Isaiah 44:21-23, Matthew 20:22–28, John 12:26 (read online ⧉)
What is a servant? That isn’t a small question. In fact, in our culture, it is a huge thing.
The cultural implications are generally demeaning (Alfred notwithstanding). That probably has a lot to do with the cultural wound of slavery, when humans claimed ownership of others. In addition, servants were often the poor or undereducated or uneducated for whom being a servant was actually an improvement from their previous circumstances. We see much of this in waitstaff or clerks or other “service industry” people. Many young people work in so-called service industries and their parents have been guilty of saying, “so you’ll know why you want a better job.” It sounds harsh, doesn’t it? On the other hand, in other cultures, servants or service industries are not so demeaned. In some European countries, for example, tipping a waiter is an insult. They are professionals and should be treated as such.
This is incredibly important as we read the verses from Isaiah. Jacob/Israel is God’s servant. This is not intended to be a demeaning title, but one that bestows great honor. Only the Israelites had the gift of being in relationship with God. In our culture, this “gets to be a servant” has serious overtones that damage the God-honoring view of serving God as worship. Our culture of individuality along with our history of service jobs and slavery looks at this as condescension and power, rather than what it is…a blessed arrangement.

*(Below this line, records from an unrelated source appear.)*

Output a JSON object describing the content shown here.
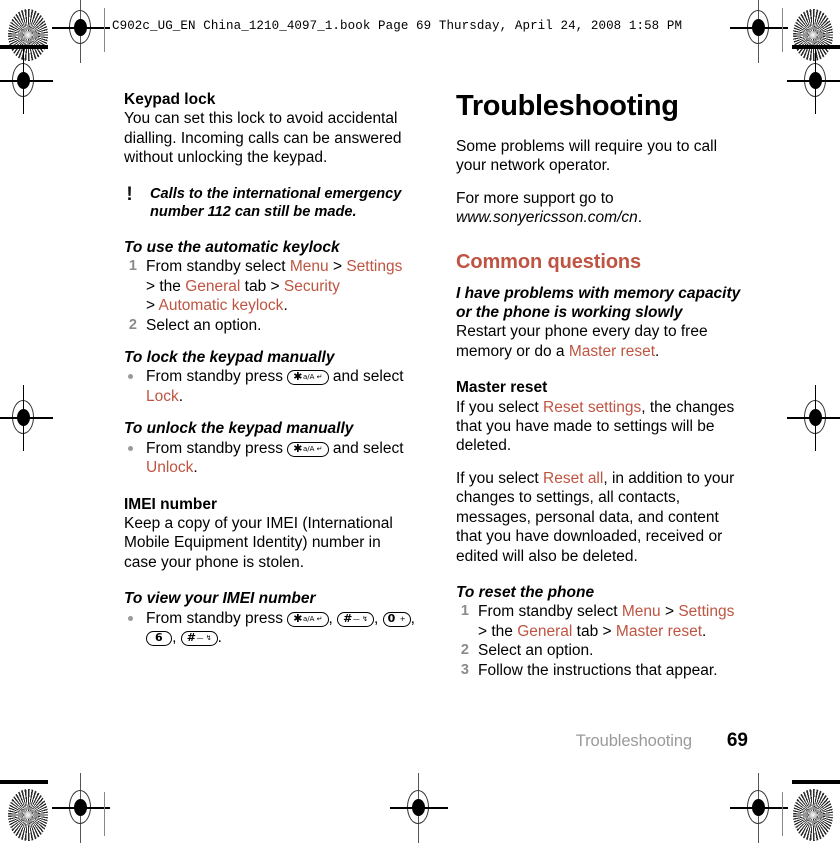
{
  "print_slug": "C902c_UG_EN China_1210_4097_1.book  Page 69  Thursday, April 24, 2008  1:58 PM",
  "colors": {
    "accent": "#BE5441",
    "muted": "#9A9A9A",
    "text": "#000000"
  },
  "left_column": {
    "heading": "Keypad lock",
    "intro": "You can set this lock to avoid accidental dialling. Incoming calls can be answered without unlocking the keypad.",
    "note": {
      "icon": "exclamation-icon",
      "text": "Calls to the international emergency number 112 can still be made."
    },
    "proc_keylock": {
      "title": "To use the automatic keylock",
      "steps": [
        {
          "num": "1",
          "parts": [
            {
              "t": "From standby select ",
              "style": "plain"
            },
            {
              "t": "Menu",
              "style": "link"
            },
            {
              "t": " > ",
              "style": "plain"
            },
            {
              "t": "Settings",
              "style": "link"
            },
            {
              "t": " > the ",
              "style": "plain"
            },
            {
              "t": "General",
              "style": "link"
            },
            {
              "t": " tab > ",
              "style": "plain"
            },
            {
              "t": "Security",
              "style": "link"
            },
            {
              "t": " > ",
              "style": "plain"
            },
            {
              "t": "Automatic keylock",
              "style": "link"
            },
            {
              "t": ".",
              "style": "plain"
            }
          ]
        },
        {
          "num": "2",
          "parts": [
            {
              "t": "Select an option.",
              "style": "plain"
            }
          ]
        }
      ]
    },
    "proc_lock": {
      "title": "To lock the keypad manually",
      "bullet_pre": "From standby press ",
      "key": {
        "main": "✱",
        "mini": "a/A ↵"
      },
      "bullet_mid": " and select ",
      "bullet_link": "Lock",
      "bullet_end": "."
    },
    "proc_unlock": {
      "title": "To unlock the keypad manually",
      "bullet_pre": "From standby press ",
      "key": {
        "main": "✱",
        "mini": "a/A ↵"
      },
      "bullet_mid": " and select ",
      "bullet_link": "Unlock",
      "bullet_end": "."
    },
    "imei": {
      "heading": "IMEI number",
      "body": "Keep a copy of your IMEI (International Mobile Equipment Identity) number in case your phone is stolen."
    },
    "proc_imei": {
      "title": "To view your IMEI number",
      "bullet_pre": "From standby press ",
      "keys": [
        {
          "main": "✱",
          "mini": "a/A ↵"
        },
        {
          "main": "#",
          "mini": "— ↯"
        },
        {
          "main": "0",
          "mini": "+"
        },
        {
          "main": "6",
          "mini": ""
        },
        {
          "main": "#",
          "mini": "— ↯"
        }
      ],
      "separator": ", ",
      "bullet_end": "."
    }
  },
  "right_column": {
    "chapter_title": "Troubleshooting",
    "intro1": "Some problems will require you to call your network operator.",
    "intro2_pre": "For more support go to ",
    "intro2_url": "www.sonyericsson.com/cn",
    "intro2_end": ".",
    "section_title": "Common questions",
    "q_memory": {
      "title": "I have problems with memory capacity or the phone is working slowly",
      "answer_pre": "Restart your phone every day to free memory or do a ",
      "answer_link": "Master reset",
      "answer_end": "."
    },
    "master_reset": {
      "heading": "Master reset",
      "p1_pre": "If you select ",
      "p1_link": "Reset settings",
      "p1_end": ", the changes that you have made to settings will be deleted.",
      "p2_pre": "If you select ",
      "p2_link": "Reset all",
      "p2_end": ", in addition to your changes to settings, all contacts, messages, personal data, and content that you have downloaded, received or edited will also be deleted."
    },
    "proc_reset": {
      "title": "To reset the phone",
      "steps": [
        {
          "num": "1",
          "parts": [
            {
              "t": "From standby select ",
              "style": "plain"
            },
            {
              "t": "Menu",
              "style": "link"
            },
            {
              "t": " > ",
              "style": "plain"
            },
            {
              "t": "Settings",
              "style": "link"
            },
            {
              "t": " > the ",
              "style": "plain"
            },
            {
              "t": "General",
              "style": "link"
            },
            {
              "t": " tab > ",
              "style": "plain"
            },
            {
              "t": "Master reset",
              "style": "link"
            },
            {
              "t": ".",
              "style": "plain"
            }
          ]
        },
        {
          "num": "2",
          "parts": [
            {
              "t": "Select an option.",
              "style": "plain"
            }
          ]
        },
        {
          "num": "3",
          "parts": [
            {
              "t": "Follow the instructions that appear.",
              "style": "plain"
            }
          ]
        }
      ]
    }
  },
  "footer": {
    "chapter": "Troubleshooting",
    "page_number": "69"
  }
}
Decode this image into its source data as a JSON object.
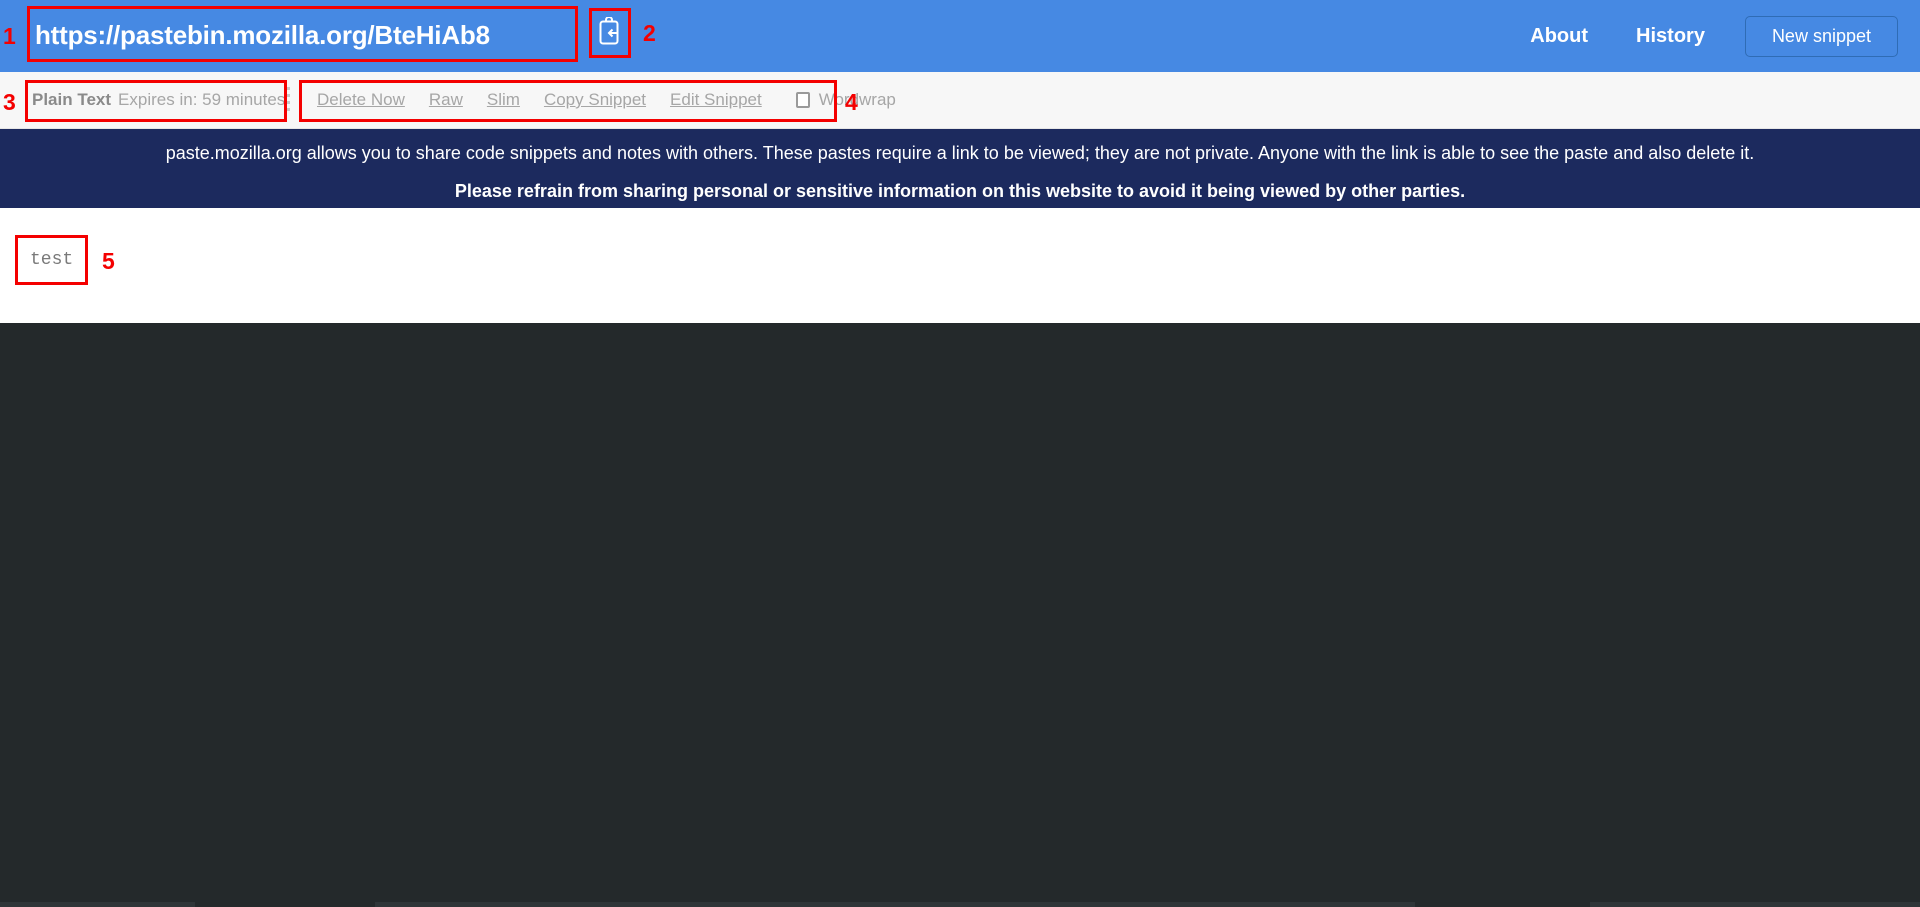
{
  "header": {
    "url": "https://pastebin.mozilla.org/BteHiAb8",
    "paste_icon": "clipboard-paste-icon",
    "nav": [
      {
        "label": "About"
      },
      {
        "label": "History"
      }
    ],
    "new_snippet_label": "New snippet",
    "background_color": "#4689e3"
  },
  "toolbar": {
    "language": "Plain Text",
    "expires": "Expires in: 59 minutes",
    "actions": [
      {
        "label": "Delete Now"
      },
      {
        "label": "Raw"
      },
      {
        "label": "Slim"
      },
      {
        "label": "Copy Snippet"
      },
      {
        "label": "Edit Snippet"
      }
    ],
    "wordwrap_label": "Wordwrap",
    "wordwrap_checked": false,
    "background_color": "#f7f7f7"
  },
  "notice": {
    "line1": "paste.mozilla.org allows you to share code snippets and notes with others. These pastes require a link to be viewed; they are not private. Anyone with the link is able to see the paste and also delete it.",
    "line2": "Please refrain from sharing personal or sensitive information on this website to avoid it being viewed by other parties.",
    "background_color": "#1c2a5e"
  },
  "snippet": {
    "content": "test",
    "background_color": "#ffffff",
    "text_color": "#7a7a7a"
  },
  "page": {
    "dark_background_color": "#24292b"
  },
  "annotations": [
    {
      "number": "1",
      "target": "url-field"
    },
    {
      "number": "2",
      "target": "paste-button"
    },
    {
      "number": "3",
      "target": "metadata-group"
    },
    {
      "number": "4",
      "target": "actions-group"
    },
    {
      "number": "5",
      "target": "snippet-content"
    }
  ]
}
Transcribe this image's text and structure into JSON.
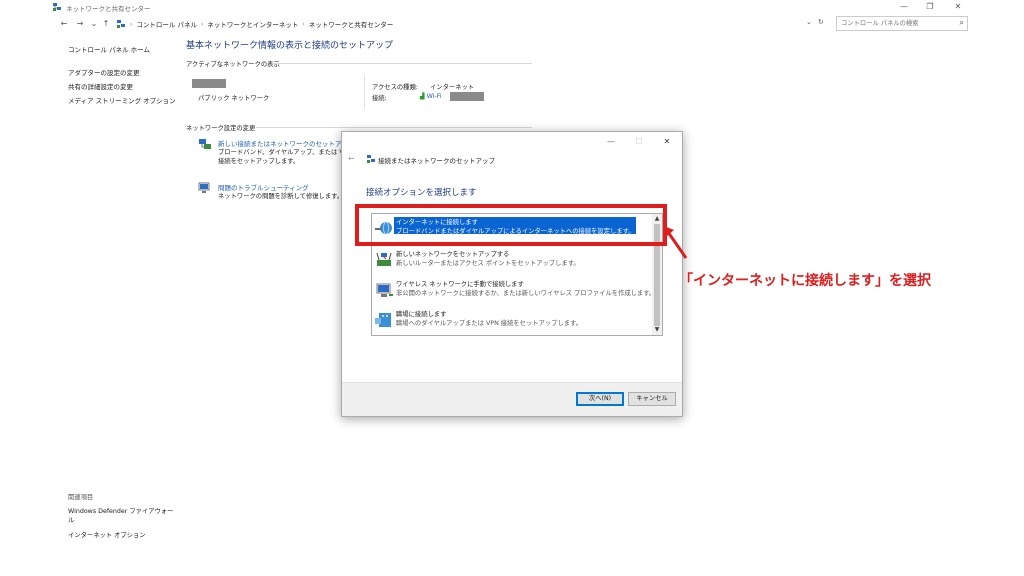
{
  "window": {
    "title": "ネットワークと共有センター",
    "minimize": "—",
    "restore": "❐",
    "close": "✕"
  },
  "nav": {
    "back": "←",
    "forward": "→",
    "recent": "⌄",
    "up": "↑",
    "breadcrumb": [
      "コントロール パネル",
      "ネットワークとインターネット",
      "ネットワークと共有センター"
    ],
    "separator": "›",
    "dropdown": "⌄",
    "refresh": "↻",
    "search_placeholder": "コントロール パネルの検索",
    "search_icon": "⌕"
  },
  "sidebar": {
    "home": "コントロール パネル ホーム",
    "links": [
      "アダプターの設定の変更",
      "共有の詳細設定の変更",
      "メディア ストリーミング オプション"
    ],
    "related_title": "関連項目",
    "related_links": [
      "Windows Defender ファイアウォール",
      "インターネット オプション"
    ]
  },
  "main": {
    "title": "基本ネットワーク情報の表示と接続のセットアップ",
    "active_label": "アクティブなネットワークの表示",
    "network_type": "パブリック ネットワーク",
    "access_type_label": "アクセスの種類:",
    "access_type_value": "インターネット",
    "connection_label": "接続:",
    "connection_value": "Wi-Fi",
    "change_label": "ネットワーク設定の変更",
    "settings": [
      {
        "link": "新しい接続またはネットワークのセットアップ",
        "desc": "ブロードバンド、ダイヤルアップ、または VPN 接続をセットアップします。"
      },
      {
        "link": "問題のトラブルシューティング",
        "desc": "ネットワークの問題を診断して修復します。ま"
      }
    ]
  },
  "dialog": {
    "back": "←",
    "title": "接続またはネットワークのセットアップ",
    "minimize": "—",
    "maximize": "☐",
    "close": "✕",
    "heading": "接続オプションを選択します",
    "options": [
      {
        "title": "インターネットに接続します",
        "desc": "ブロードバンドまたはダイヤルアップによるインターネットへの接続を設定します。",
        "selected": true
      },
      {
        "title": "新しいネットワークをセットアップする",
        "desc": "新しいルーターまたはアクセス ポイントをセットアップします。",
        "selected": false
      },
      {
        "title": "ワイヤレス ネットワークに手動で接続します",
        "desc": "非公開のネットワークに接続するか、または新しいワイヤレス プロファイルを作成します。",
        "selected": false
      },
      {
        "title": "職場に接続します",
        "desc": "職場へのダイヤルアップまたは VPN 接続をセットアップします。",
        "selected": false
      }
    ],
    "scroll_up": "▲",
    "scroll_down": "▼",
    "next_button": "次へ(N)",
    "cancel_button": "キャンセル"
  },
  "annotation": {
    "text": "「インターネットに接続します」を選択",
    "color": "#e01d1d"
  },
  "colors": {
    "accent": "#1e3b8a",
    "link": "#1e5fb3",
    "selection": "#0a64d2",
    "annotation_red": "#e01d1d"
  }
}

This is God’s perspective and it is the long-held view of Israelite and (now) Jewish thought.
When we read Jesus’ words to his disciples, we can see (especially in the light of Isaiah’s words) just how shocking Jesus’ words actually were. Jesus was switching up the “rules”. Jesus (the Son of God) surrendered his divinity to serve. Jesus served as teacher, example (for a life that honored God), and sacrifice. In his words to his disciples, he noted the problem Gentiles had with servants (sounds familiar). It was a power issue. Servants—those that serve others—are not to be dismissed due to their role or position. In fact, it would seem that servants are to actually be honored.
We get that to some degree. As part of our church life, there are many who serve both as a calling and as an outpouring of worship (worship of God). John gives us some context that ties it all together. If we serve God, we follow God. Perhaps the next time you see servant or serve in the Scriptures, change it to follow or follower and see how your heart responds.
1) What is your initial response to being a servant? Why? How do you think that response was formed?
2) We often intellectually (i.e., unemotionally) assent or agree that God calls us to serve. Why, then, does the church lack servants? What can be done to change the culture?
3) Have you ever been to a restaurant where the waitstaff were professionals? What was it like compared to places where the waitstaff are only in “starting” jobs?